Table of Contents (9 chapters)
7. The Scientific Method and Applied Problem Solving


Data analytics is a powerful method through which to understand the world. The ultimate goal for analytics is to turn data into information and knowledge. To accomplish this goal, statistics can be used to better understand data, especially descriptive statistics and statistical significance testing.

One branch of descriptive statistics (univariate analysis) can be utilized to understand a single variable of data. Univariate analysis can be used to find outliers; the distribution of data by utilizing frequency distributions and quantiles; the central tendency of a variable by calculating the mean, median, and mode of data; and the dispersion of data using the range, standard deviation, and IQR.

Bivariate analysis can also be used to understand the relationship between data. Using scatterplots, we can determine trends, changes in trends, periodic behavior, and anomalous points in regard to two variables. We can also use the Pearson correlation coefficient to measure the strength of a linear trend between the two variables. The Pearson correlation coefficient, however, is subject to scrutiny due to the outliers or the number of data points used to calculate the coefficient. Additionally, just because two variables have a strong correlation coefficient does not mean that one variable causes the other variable.

Statistical significance testing can also provide important information about data. Statistical significance testing allows us to determine how likely certain outcomes could occur by chance and can help us to understand whether the changes seen between groups are of consequence.

Data analytics can be further enhanced by the power of relational databases. Relational databases are mature and ubiquitous technology for storing and querying data. Relational databases store data in the form of relations, also known as tables, which allow an excellent combination of performance, efficiency, and ease of use. SQL is the language used to access relational databases. SQL is a declarative language that allows users to focus on what to create as opposed to how to create it. SQL supports many different data types, including numeric data, text data, and even data structures.

When querying data, SQL allows a user to pick which fields to pull, as well as how to filter the data. This data can also be ordered, and SQL allows for as much or as little data as we need to be pulled. Creating, reading, updating, and deleting data is also fairly simple and can be quite surgical.
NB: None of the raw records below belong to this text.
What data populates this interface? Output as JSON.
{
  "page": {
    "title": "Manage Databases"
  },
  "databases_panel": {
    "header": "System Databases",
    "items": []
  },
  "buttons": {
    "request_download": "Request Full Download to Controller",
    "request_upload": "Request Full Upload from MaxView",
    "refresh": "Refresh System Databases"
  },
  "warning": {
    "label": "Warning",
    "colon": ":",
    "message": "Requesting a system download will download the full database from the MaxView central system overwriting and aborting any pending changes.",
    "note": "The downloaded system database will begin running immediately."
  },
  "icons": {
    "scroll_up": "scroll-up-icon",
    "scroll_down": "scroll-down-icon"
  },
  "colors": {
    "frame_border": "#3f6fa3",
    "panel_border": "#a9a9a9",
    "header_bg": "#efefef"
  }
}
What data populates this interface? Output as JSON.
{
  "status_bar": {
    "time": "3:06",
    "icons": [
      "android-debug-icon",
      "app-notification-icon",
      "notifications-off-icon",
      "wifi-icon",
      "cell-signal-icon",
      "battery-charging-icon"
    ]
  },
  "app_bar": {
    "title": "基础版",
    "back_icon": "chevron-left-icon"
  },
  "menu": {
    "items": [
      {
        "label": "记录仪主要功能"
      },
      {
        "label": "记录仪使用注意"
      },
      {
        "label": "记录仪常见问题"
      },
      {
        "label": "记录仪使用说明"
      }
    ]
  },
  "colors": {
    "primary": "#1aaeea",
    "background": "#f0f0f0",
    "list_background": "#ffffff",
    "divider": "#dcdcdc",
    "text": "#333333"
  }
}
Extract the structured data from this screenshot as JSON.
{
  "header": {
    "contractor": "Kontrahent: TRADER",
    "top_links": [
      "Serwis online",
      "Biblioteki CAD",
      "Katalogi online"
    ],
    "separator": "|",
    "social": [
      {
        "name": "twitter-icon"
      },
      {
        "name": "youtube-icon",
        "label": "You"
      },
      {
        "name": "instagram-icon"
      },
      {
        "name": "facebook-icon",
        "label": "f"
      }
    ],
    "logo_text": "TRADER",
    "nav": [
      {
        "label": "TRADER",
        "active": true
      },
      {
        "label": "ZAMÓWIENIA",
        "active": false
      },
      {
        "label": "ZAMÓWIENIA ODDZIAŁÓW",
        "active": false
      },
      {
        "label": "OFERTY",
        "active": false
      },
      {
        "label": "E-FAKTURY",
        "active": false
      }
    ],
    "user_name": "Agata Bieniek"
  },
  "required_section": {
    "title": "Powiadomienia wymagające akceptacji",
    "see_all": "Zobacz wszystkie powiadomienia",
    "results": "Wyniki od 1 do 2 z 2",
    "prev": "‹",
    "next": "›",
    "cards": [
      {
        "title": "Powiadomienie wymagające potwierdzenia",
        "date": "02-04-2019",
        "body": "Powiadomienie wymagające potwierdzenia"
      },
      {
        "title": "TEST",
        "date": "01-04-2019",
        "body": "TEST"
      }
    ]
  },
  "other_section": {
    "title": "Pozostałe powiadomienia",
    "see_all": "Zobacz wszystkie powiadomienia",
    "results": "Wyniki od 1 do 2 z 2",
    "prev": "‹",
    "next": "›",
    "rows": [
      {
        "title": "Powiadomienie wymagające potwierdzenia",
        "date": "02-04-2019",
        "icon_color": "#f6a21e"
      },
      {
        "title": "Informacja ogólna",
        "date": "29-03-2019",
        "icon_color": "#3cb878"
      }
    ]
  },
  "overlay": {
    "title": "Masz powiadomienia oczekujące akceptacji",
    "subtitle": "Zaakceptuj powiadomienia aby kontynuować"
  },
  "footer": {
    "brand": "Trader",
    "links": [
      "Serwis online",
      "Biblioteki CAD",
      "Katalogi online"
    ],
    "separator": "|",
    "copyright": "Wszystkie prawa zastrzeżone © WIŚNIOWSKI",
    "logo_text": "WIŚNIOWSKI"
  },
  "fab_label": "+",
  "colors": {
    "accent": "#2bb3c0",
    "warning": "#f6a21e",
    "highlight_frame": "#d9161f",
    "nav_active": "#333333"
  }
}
Having reviewed the basics of data analytics and SQL, we will move on to the next chapter's discussion of how SQL can be used to perform the first step in data analytics: the cleaning and transformation of data.